» **Problem requirements**
Print the records exactly. Miss nothing.

*** Begin section ***

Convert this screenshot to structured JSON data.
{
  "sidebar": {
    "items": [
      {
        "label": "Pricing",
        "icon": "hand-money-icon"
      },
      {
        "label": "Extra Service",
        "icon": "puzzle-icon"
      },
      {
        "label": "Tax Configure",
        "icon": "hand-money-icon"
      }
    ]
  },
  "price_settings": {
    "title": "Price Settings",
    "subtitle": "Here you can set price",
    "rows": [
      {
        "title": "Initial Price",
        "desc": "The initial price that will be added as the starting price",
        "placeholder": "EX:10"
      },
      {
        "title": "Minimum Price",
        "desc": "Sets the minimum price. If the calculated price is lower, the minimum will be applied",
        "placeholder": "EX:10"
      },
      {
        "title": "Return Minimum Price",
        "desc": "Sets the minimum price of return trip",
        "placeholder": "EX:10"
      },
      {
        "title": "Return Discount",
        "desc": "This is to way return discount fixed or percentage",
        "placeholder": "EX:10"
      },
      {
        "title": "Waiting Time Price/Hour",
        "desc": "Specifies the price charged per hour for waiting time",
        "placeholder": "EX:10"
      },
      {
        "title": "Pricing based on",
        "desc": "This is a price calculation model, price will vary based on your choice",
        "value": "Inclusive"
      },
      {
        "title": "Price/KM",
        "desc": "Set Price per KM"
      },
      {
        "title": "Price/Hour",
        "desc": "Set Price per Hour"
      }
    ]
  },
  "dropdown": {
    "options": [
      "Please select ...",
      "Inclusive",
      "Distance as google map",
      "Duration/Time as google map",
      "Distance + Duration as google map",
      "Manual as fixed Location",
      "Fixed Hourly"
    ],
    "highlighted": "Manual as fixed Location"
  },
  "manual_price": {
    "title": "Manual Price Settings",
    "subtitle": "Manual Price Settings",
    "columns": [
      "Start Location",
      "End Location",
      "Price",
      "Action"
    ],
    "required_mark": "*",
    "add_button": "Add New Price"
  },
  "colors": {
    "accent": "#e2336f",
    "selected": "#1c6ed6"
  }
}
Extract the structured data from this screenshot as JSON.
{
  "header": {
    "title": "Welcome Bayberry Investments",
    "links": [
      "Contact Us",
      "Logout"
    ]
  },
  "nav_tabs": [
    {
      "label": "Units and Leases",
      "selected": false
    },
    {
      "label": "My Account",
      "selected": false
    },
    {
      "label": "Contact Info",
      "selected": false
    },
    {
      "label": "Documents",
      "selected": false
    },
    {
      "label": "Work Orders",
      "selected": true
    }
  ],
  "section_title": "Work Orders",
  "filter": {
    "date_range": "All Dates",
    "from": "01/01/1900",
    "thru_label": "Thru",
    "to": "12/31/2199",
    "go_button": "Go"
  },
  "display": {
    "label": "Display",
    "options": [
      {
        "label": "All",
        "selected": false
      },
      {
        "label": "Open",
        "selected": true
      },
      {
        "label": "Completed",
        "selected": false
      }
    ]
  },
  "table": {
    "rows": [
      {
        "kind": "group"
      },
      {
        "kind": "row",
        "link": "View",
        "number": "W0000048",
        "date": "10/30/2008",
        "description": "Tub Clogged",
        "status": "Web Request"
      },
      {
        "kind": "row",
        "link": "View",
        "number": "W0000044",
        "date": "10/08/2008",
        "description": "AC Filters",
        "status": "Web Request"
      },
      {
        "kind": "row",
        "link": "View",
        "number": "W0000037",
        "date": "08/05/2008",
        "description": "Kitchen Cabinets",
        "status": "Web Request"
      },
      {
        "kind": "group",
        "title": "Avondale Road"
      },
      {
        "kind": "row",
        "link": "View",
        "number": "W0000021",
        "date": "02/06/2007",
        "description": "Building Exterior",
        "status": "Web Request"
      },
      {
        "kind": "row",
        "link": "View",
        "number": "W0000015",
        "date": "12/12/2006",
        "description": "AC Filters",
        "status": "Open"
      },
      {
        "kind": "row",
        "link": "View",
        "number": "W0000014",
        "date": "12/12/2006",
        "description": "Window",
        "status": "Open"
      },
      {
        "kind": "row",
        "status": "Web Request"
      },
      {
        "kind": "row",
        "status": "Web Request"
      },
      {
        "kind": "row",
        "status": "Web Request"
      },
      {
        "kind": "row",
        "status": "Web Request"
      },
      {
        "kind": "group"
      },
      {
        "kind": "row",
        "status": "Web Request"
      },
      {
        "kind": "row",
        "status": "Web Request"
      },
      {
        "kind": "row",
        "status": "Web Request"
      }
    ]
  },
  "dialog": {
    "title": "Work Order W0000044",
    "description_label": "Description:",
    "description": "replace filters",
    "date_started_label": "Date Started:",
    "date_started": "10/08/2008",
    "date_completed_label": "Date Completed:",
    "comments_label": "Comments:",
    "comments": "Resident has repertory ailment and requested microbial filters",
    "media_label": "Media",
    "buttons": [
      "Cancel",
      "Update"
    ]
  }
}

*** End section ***

» **Reply to the task**
Convert this screenshot to structured JSON data.
{
  "sidebar": {
    "items": [
      {
        "label": "Pricing",
        "icon": "hand-money-icon"
      },
      {
        "label": "Extra Service",
        "icon": "puzzle-icon"
      },
      {
        "label": "Tax Configure",
        "icon": "hand-money-icon"
      }
    ]
  },
  "price_settings": {
    "title": "Price Settings",
    "subtitle": "Here you can set price",
    "rows": [
      {
        "title": "Initial Price",
        "desc": "The initial price that will be added as the starting price",
        "placeholder": "EX:10"
      },
      {
        "title": "Minimum Price",
        "desc": "Sets the minimum price. If the calculated price is lower, the minimum will be applied",
        "placeholder": "EX:10"
      },
      {
        "title": "Return Minimum Price",
        "desc": "Sets the minimum price of return trip",
        "placeholder": "EX:10"
      },
      {
        "title": "Return Discount",
        "desc": "This is to way return discount fixed or percentage",
        "placeholder": "EX:10"
      },
      {
        "title": "Waiting Time Price/Hour",
        "desc": "Specifies the price charged per hour for waiting time",
        "placeholder": "EX:10"
      },
      {
        "title": "Pricing based on",
        "desc": "This is a price calculation model, price will vary based on your choice",
        "value": "Inclusive"
      },
      {
        "title": "Price/KM",
        "desc": "Set Price per KM"
      },
      {
        "title": "Price/Hour",
        "desc": "Set Price per Hour"
      }
    ]
  },
  "dropdown": {
    "options": [
      "Please select ...",
      "Inclusive",
      "Distance as google map",
      "Duration/Time as google map",
      "Distance + Duration as google map",
      "Manual as fixed Location",
      "Fixed Hourly"
    ],
    "highlighted": "Manual as fixed Location"
  },
  "manual_price": {
    "title": "Manual Price Settings",
    "subtitle": "Manual Price Settings",
    "columns": [
      "Start Location",
      "End Location",
      "Price",
      "Action"
    ],
    "required_mark": "*",
    "add_button": "Add New Price"
  },
  "colors": {
    "accent": "#e2336f",
    "selected": "#1c6ed6"
  }
}
Extract the structured data from this screenshot as JSON.
{
  "header": {
    "title": "Welcome Bayberry Investments",
    "links": [
      "Contact Us",
      "Logout"
    ]
  },
  "nav_tabs": [
    {
      "label": "Units and Leases",
      "selected": false
    },
    {
      "label": "My Account",
      "selected": false
    },
    {
      "label": "Contact Info",
      "selected": false
    },
    {
      "label": "Documents",
      "selected": false
    },
    {
      "label": "Work Orders",
      "selected": true
    }
  ],
  "section_title": "Work Orders",
  "filter": {
    "date_range": "All Dates",
    "from": "01/01/1900",
    "thru_label": "Thru",
    "to": "12/31/2199",
    "go_button": "Go"
  },
  "display": {
    "label": "Display",
    "options": [
      {
        "label": "All",
        "selected": false
      },
      {
        "label": "Open",
        "selected": true
      },
      {
        "label": "Completed",
        "selected": false
      }
    ]
  },
  "table": {
    "rows": [
      {
        "kind": "group"
      },
      {
        "kind": "row",
        "link": "View",
        "number": "W0000048",
        "date": "10/30/2008",
        "description": "Tub Clogged",
        "status": "Web Request"
      },
      {
        "kind": "row",
        "link": "View",
        "number": "W0000044",
        "date": "10/08/2008",
        "description": "AC Filters",
        "status": "Web Request"
      },
      {
        "kind": "row",
        "link": "View",
        "number": "W0000037",
        "date": "08/05/2008",
        "description": "Kitchen Cabinets",
        "status": "Web Request"
      },
      {
        "kind": "group",
        "title": "Avondale Road"
      },
      {
        "kind": "row",
        "link": "View",
        "number": "W0000021",
        "date": "02/06/2007",
        "description": "Building Exterior",
        "status": "Web Request"
      },
      {
        "kind": "row",
        "link": "View",
        "number": "W0000015",
        "date": "12/12/2006",
        "description": "AC Filters",
        "status": "Open"
      },
      {
        "kind": "row",
        "link": "View",
        "number": "W0000014",
        "date": "12/12/2006",
        "description": "Window",
        "status": "Open"
      },
      {
        "kind": "row",
        "status": "Web Request"
      },
      {
        "kind": "row",
        "status": "Web Request"
      },
      {
        "kind": "row",
        "status": "Web Request"
      },
      {
        "kind": "row",
        "status": "Web Request"
      },
      {
        "kind": "group"
      },
      {
        "kind": "row",
        "status": "Web Request"
      },
      {
        "kind": "row",
        "status": "Web Request"
      },
      {
        "kind": "row",
        "status": "Web Request"
      }
    ]
  },
  "dialog": {
    "title": "Work Order W0000044",
    "description_label": "Description:",
    "description": "replace filters",
    "date_started_label": "Date Started:",
    "date_started": "10/08/2008",
    "date_completed_label": "Date Completed:",
    "comments_label": "Comments:",
    "comments": "Resident has repertory ailment and requested microbial filters",
    "media_label": "Media",
    "buttons": [
      "Cancel",
      "Update"
    ]
  }
}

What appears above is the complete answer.